In a typical day, I deal with a lot of information. I love information. I like to think I thrive in information rich environments.

But, there is a cost to information. Processing information produces its own byproducts: mental fatigue and overhead, paper waste, sketches and notes that are well-intentioned, but are never incorporated or applied tangibly to an issue or product solution.

I find myself thinking often about my own workflow. How do I process information? What is the natural arc from idea to reality? Where do sketches fit in? And, similar to any systemic analysis - where is the valuable work being done?

Well, that's a lot to solve at once, so here, I'm just beginning to elaborate and articulate the issues I face on a daily basis, dealing with lots of information.

Use Cases

Where do I collect data?

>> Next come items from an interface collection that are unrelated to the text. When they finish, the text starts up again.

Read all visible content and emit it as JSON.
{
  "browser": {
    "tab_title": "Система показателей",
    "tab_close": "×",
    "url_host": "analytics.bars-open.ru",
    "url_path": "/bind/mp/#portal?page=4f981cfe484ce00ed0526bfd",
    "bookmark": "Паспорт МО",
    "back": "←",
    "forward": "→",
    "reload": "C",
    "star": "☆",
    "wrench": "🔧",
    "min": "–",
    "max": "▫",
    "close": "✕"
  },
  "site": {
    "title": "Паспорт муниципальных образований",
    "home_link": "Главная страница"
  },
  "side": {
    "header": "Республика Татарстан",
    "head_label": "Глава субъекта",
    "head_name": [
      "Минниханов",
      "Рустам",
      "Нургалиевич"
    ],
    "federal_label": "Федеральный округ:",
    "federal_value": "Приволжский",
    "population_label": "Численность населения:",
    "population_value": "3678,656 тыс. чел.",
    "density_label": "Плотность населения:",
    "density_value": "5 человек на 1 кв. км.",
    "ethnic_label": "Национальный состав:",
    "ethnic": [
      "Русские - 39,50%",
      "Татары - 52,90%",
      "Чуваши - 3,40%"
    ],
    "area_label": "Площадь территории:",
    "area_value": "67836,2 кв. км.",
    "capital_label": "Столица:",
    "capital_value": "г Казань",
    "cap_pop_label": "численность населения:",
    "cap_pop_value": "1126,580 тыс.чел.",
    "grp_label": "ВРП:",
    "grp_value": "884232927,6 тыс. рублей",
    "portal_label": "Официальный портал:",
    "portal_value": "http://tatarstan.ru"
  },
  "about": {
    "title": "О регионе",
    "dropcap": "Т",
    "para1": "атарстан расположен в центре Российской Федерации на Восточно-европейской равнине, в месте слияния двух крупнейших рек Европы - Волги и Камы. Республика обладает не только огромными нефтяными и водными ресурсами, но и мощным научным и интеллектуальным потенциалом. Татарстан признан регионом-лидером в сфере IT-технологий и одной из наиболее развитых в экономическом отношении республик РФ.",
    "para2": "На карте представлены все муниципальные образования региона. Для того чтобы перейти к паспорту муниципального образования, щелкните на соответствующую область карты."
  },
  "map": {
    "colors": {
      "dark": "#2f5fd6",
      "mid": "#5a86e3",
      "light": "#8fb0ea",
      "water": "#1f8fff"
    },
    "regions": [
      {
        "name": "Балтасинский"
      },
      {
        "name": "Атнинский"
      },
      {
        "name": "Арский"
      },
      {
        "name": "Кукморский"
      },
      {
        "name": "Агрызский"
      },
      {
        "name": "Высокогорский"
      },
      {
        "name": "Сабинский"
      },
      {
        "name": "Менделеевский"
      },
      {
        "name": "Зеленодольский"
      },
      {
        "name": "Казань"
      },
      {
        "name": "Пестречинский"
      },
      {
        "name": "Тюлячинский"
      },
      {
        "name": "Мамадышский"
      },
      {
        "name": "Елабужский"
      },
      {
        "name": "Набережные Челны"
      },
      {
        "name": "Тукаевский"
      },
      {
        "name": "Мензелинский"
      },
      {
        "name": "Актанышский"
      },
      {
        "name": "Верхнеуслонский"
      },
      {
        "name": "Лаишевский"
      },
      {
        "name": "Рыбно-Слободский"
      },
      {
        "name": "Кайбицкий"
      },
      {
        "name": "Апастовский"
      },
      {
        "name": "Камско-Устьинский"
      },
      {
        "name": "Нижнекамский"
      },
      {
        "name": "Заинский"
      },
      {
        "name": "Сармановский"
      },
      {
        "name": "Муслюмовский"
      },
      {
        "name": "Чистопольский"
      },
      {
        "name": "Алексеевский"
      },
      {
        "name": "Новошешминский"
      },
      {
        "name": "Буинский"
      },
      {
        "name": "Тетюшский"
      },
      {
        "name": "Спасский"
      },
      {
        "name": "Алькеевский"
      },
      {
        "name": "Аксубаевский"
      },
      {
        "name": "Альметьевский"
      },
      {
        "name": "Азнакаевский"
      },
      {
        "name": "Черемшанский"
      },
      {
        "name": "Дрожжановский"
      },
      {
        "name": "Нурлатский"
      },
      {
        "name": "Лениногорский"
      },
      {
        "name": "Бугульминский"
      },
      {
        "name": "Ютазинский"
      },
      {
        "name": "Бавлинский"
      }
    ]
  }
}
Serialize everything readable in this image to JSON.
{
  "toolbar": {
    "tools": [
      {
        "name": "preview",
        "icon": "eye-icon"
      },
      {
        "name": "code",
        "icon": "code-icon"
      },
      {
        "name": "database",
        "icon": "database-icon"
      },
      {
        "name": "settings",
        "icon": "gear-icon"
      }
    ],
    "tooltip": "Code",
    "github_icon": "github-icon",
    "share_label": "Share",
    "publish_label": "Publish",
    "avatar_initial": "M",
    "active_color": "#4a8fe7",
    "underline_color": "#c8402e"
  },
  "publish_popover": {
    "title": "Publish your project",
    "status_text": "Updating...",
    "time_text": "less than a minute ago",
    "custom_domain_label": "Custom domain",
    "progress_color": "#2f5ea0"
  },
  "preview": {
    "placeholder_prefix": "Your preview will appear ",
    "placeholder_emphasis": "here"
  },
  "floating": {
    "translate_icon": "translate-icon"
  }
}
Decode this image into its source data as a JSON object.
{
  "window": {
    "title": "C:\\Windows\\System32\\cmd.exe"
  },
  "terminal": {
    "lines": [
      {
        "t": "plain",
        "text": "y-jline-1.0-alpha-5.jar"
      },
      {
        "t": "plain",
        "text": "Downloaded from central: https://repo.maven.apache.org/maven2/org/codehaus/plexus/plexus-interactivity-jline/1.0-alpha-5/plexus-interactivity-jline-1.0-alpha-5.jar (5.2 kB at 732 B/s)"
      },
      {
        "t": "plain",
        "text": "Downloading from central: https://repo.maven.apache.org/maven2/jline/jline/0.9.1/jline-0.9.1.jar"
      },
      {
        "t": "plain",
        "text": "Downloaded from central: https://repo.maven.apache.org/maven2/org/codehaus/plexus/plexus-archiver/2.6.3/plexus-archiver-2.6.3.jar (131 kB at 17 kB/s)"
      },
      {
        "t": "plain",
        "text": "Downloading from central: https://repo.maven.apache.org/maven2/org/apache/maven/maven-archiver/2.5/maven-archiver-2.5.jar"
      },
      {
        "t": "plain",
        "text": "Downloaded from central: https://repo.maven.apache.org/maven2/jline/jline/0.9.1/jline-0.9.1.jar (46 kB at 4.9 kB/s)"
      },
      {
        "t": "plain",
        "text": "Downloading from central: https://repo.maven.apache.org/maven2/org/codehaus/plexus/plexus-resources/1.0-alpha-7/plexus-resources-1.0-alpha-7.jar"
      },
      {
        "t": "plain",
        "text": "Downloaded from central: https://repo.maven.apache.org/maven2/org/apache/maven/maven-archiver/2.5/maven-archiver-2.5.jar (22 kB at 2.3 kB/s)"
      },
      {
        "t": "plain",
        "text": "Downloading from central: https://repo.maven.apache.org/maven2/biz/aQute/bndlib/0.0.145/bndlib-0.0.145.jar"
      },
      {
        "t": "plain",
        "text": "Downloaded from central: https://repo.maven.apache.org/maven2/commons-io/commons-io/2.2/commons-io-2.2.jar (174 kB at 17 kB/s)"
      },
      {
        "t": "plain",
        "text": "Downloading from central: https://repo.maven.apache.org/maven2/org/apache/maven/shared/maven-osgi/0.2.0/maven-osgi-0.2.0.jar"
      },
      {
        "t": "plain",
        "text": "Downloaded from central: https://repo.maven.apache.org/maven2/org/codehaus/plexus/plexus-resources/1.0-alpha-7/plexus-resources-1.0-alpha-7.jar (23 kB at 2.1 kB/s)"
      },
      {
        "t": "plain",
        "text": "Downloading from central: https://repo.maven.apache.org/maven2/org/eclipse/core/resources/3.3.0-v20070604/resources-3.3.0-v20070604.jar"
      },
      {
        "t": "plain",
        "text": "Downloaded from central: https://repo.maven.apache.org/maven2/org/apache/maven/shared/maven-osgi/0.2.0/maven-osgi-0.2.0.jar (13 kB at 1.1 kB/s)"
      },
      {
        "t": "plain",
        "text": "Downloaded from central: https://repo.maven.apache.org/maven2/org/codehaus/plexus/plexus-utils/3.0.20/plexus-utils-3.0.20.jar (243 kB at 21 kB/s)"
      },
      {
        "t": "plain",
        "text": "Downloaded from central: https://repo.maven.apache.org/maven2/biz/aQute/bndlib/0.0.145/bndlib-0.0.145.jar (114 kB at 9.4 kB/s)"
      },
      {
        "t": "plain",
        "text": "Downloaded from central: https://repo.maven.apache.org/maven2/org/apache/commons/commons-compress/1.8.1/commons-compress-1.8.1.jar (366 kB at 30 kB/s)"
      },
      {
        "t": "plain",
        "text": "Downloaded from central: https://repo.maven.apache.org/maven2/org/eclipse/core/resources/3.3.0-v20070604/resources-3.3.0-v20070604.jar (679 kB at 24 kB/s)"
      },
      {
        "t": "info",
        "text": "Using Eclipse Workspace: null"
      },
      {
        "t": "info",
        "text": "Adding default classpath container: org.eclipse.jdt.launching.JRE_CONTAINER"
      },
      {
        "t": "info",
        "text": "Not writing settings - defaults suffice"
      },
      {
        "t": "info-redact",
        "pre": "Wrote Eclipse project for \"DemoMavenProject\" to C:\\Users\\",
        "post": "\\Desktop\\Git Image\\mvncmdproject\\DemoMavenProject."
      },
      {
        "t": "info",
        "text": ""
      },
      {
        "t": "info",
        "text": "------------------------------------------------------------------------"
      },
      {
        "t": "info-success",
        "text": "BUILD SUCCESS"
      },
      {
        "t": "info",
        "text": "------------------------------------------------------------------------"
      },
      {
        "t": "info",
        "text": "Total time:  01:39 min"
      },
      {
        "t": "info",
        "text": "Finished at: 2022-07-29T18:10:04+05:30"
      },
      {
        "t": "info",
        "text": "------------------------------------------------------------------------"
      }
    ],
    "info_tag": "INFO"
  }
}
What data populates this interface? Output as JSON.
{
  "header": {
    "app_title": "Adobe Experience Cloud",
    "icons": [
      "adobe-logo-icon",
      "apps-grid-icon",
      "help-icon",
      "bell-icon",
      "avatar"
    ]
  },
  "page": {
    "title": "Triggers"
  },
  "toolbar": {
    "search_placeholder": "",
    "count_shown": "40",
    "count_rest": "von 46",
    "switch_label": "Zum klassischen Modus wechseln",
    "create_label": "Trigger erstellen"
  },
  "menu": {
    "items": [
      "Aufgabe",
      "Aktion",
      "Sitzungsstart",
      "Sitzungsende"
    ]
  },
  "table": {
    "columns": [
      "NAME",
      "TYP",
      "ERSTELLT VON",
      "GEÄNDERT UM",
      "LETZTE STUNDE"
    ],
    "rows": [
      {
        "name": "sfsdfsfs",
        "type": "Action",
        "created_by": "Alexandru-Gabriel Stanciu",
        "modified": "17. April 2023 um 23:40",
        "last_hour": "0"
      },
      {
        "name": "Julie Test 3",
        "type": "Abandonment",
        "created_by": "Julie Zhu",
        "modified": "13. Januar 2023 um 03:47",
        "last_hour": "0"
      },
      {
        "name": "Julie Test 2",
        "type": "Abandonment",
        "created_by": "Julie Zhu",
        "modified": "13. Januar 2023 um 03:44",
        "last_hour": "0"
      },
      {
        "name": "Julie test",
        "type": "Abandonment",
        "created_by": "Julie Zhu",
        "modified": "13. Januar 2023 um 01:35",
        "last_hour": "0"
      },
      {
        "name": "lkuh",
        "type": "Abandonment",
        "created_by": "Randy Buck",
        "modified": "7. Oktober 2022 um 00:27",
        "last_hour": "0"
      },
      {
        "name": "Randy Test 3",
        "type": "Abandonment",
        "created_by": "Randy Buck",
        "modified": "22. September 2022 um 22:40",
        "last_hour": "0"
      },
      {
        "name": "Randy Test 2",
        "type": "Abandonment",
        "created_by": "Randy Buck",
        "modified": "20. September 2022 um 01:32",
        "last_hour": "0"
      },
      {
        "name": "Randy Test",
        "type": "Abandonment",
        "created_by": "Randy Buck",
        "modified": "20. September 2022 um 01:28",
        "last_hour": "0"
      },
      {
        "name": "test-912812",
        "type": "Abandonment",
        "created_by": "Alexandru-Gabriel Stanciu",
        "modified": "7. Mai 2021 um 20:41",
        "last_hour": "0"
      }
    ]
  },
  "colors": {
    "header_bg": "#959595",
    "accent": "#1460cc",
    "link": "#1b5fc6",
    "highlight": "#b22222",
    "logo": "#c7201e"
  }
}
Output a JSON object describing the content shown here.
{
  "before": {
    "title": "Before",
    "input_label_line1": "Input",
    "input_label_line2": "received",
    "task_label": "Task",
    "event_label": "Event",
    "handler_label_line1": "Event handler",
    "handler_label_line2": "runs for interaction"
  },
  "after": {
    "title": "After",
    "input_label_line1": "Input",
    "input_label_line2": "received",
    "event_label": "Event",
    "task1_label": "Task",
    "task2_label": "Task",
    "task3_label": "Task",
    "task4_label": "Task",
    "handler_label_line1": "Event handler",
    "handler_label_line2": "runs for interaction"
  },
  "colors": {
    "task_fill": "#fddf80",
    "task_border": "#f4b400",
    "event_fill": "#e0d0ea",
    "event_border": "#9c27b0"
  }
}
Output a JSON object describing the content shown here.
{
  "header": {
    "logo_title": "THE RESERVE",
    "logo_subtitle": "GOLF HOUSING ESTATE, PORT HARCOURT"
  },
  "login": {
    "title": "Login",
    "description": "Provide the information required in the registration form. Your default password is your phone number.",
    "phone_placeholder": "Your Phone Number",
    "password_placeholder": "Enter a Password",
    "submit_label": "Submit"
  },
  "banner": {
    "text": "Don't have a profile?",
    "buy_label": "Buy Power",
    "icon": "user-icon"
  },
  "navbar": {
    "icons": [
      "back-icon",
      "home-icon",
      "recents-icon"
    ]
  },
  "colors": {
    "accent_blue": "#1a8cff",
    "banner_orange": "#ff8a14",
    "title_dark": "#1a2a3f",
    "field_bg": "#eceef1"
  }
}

Often, I take pictures with my Phone camera. Where do the photos go from there?

Well, they could just sit, unprocessed on my phone. And about 400 pictures in, I'd get memory warnings that my storage was full. Not acceptable, so I do something with the Photos I take on my phone.

  1. When I take pictures with my phone camera, they save to Photos on my phone, and syncs with ~/Dropbox/Camera Uploads. This syncing only happens when I'm connected to wi-fi, to save mobile bandwidth.
  • after my phone pictures sync to Dropbox
  • I delete the photos from my phone
  • I move the photos from Dropbox to a Storage drive /-to-sort folder
  • Review /-to-sort on a regular basis and organize photos in folders.
    • into for blog
    • into a Trello Card
    • into photos
    • by year
    • by year and event

Different Types of Files

Every directory in a folder tree is either:

  • Pass-through
  • Destination

Pass-through folders are non-terminating. Files should be actively moving through the folder based on some meta-activity - whether that's me moving them, or a script or application manipulating the files. Examples of pass-through folders include: sorting, filtering: eg: incoming photos, working files, drafts.

Destination folders are terminating in nature. Files end up there and should really move. They're just there. They accumulate, or live, or just are. Destination folders are for reference and live in the folder. Example Destination folders include: reference files, completed projects system binaries --- things that don't change and sources of truth.

Non-Terminating States

Things here need to be processed.

  • /Dropbox/Development/writing/for blog,
  • /DATA/library/data
  • /DATA/library/development

Terminating States

Things here do not need to be processed. They are available for reference.

  • /DATA/library/audio
  • /DATA/library/audiobooks
  • /DATA/library/documents
  • /DATA/library/images
  • /DATA/library/videos

My File Directory

Camera Uploads
Desktop
Development
    gems
    ios
    misc
    rails
    visual
    writing
Library
    audio
    audiobooks
    podcasts
    documents
    images
    videos
Personal
    business
    file drawer
Public

Blogging

One terminating state for my workflow is blog. Once items are here, it is my responsibility to link to them within a blog post here, on this platform.

/images/blog gets synced out via Dropbox, and becomes available to the web.

Code Tools

Tools I use to write software products.

  • Atom
  • Bash
  • Ruby
  • Sketch
  • Unity
  • Google Apps
  • AWS

Date
2014-10-21
Status
release
Visibility